PROBLEM DESCRIPTION =
Copy each of the entries below faithfully, setting aside any pictures.

Segment Start: SUPPLIED MATERIAL

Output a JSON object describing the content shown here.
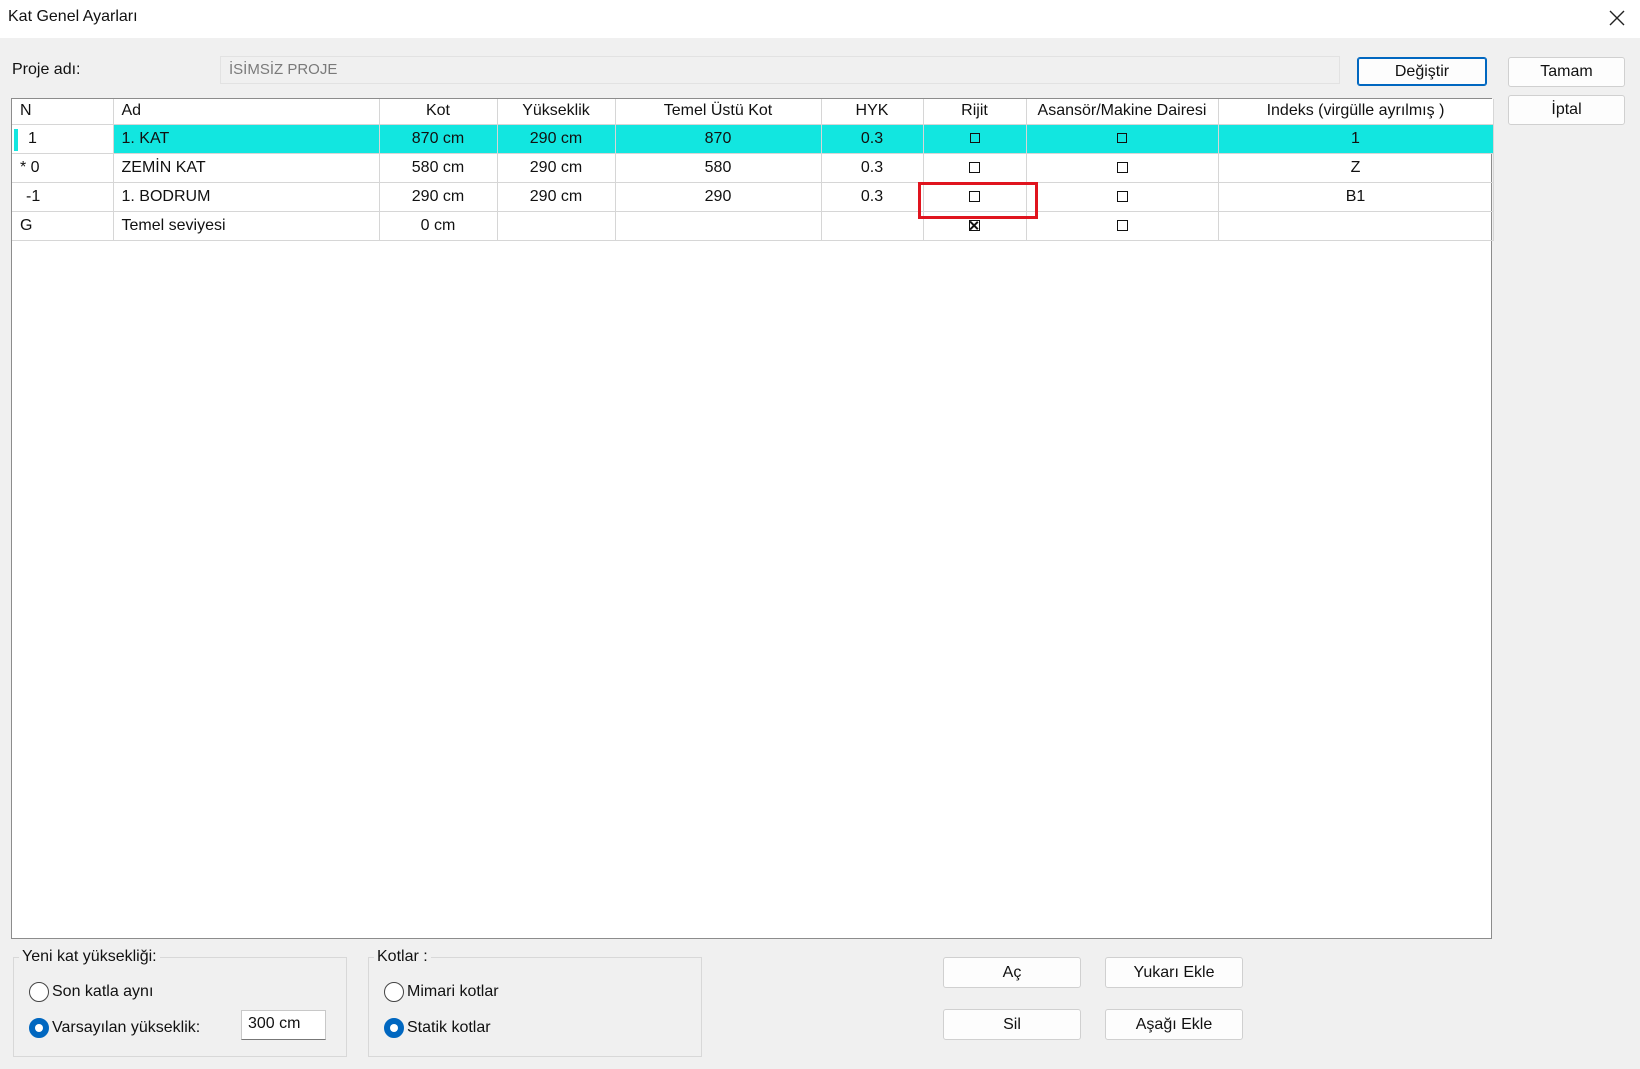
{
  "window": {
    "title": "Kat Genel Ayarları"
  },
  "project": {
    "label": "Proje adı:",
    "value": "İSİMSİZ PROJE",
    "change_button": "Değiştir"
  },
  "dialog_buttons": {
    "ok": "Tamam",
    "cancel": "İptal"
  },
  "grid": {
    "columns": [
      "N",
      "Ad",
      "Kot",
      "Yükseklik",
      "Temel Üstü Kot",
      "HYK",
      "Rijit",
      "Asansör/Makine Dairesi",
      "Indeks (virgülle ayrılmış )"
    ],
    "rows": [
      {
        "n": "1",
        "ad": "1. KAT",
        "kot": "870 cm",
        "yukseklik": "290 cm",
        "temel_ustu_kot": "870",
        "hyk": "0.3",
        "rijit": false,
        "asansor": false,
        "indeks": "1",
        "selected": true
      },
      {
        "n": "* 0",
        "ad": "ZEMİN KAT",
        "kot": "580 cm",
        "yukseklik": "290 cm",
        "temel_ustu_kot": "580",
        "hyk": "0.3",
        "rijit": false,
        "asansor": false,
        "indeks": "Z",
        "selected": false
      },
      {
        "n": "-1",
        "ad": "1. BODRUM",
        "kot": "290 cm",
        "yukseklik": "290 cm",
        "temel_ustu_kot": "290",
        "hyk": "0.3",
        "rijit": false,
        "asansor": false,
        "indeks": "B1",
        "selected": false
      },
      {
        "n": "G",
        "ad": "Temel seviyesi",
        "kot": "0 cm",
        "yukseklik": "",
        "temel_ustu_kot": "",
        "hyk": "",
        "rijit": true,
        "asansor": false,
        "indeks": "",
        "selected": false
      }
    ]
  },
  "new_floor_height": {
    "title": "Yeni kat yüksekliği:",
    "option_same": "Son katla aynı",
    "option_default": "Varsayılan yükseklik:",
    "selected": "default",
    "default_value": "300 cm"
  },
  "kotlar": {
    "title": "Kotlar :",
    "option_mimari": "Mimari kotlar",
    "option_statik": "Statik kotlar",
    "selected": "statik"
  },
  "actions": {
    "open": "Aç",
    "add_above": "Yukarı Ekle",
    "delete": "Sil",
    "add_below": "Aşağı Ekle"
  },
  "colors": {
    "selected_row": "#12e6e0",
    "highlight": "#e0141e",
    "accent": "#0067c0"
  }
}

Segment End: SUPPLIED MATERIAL

RESULT OF THIS EXERCISE =
Output a JSON object describing the content shown here.
{
  "window": {
    "title": "Kat Genel Ayarları"
  },
  "project": {
    "label": "Proje adı:",
    "value": "İSİMSİZ PROJE",
    "change_button": "Değiştir"
  },
  "dialog_buttons": {
    "ok": "Tamam",
    "cancel": "İptal"
  },
  "grid": {
    "columns": [
      "N",
      "Ad",
      "Kot",
      "Yükseklik",
      "Temel Üstü Kot",
      "HYK",
      "Rijit",
      "Asansör/Makine Dairesi",
      "Indeks (virgülle ayrılmış )"
    ],
    "rows": [
      {
        "n": "1",
        "ad": "1. KAT",
        "kot": "870 cm",
        "yukseklik": "290 cm",
        "temel_ustu_kot": "870",
        "hyk": "0.3",
        "rijit": false,
        "asansor": false,
        "indeks": "1",
        "selected": true
      },
      {
        "n": "* 0",
        "ad": "ZEMİN KAT",
        "kot": "580 cm",
        "yukseklik": "290 cm",
        "temel_ustu_kot": "580",
        "hyk": "0.3",
        "rijit": false,
        "asansor": false,
        "indeks": "Z",
        "selected": false
      },
      {
        "n": "-1",
        "ad": "1. BODRUM",
        "kot": "290 cm",
        "yukseklik": "290 cm",
        "temel_ustu_kot": "290",
        "hyk": "0.3",
        "rijit": false,
        "asansor": false,
        "indeks": "B1",
        "selected": false
      },
      {
        "n": "G",
        "ad": "Temel seviyesi",
        "kot": "0 cm",
        "yukseklik": "",
        "temel_ustu_kot": "",
        "hyk": "",
        "rijit": true,
        "asansor": false,
        "indeks": "",
        "selected": false
      }
    ]
  },
  "new_floor_height": {
    "title": "Yeni kat yüksekliği:",
    "option_same": "Son katla aynı",
    "option_default": "Varsayılan yükseklik:",
    "selected": "default",
    "default_value": "300 cm"
  },
  "kotlar": {
    "title": "Kotlar :",
    "option_mimari": "Mimari kotlar",
    "option_statik": "Statik kotlar",
    "selected": "statik"
  },
  "actions": {
    "open": "Aç",
    "add_above": "Yukarı Ekle",
    "delete": "Sil",
    "add_below": "Aşağı Ekle"
  },
  "colors": {
    "selected_row": "#12e6e0",
    "highlight": "#e0141e",
    "accent": "#0067c0"
  }
}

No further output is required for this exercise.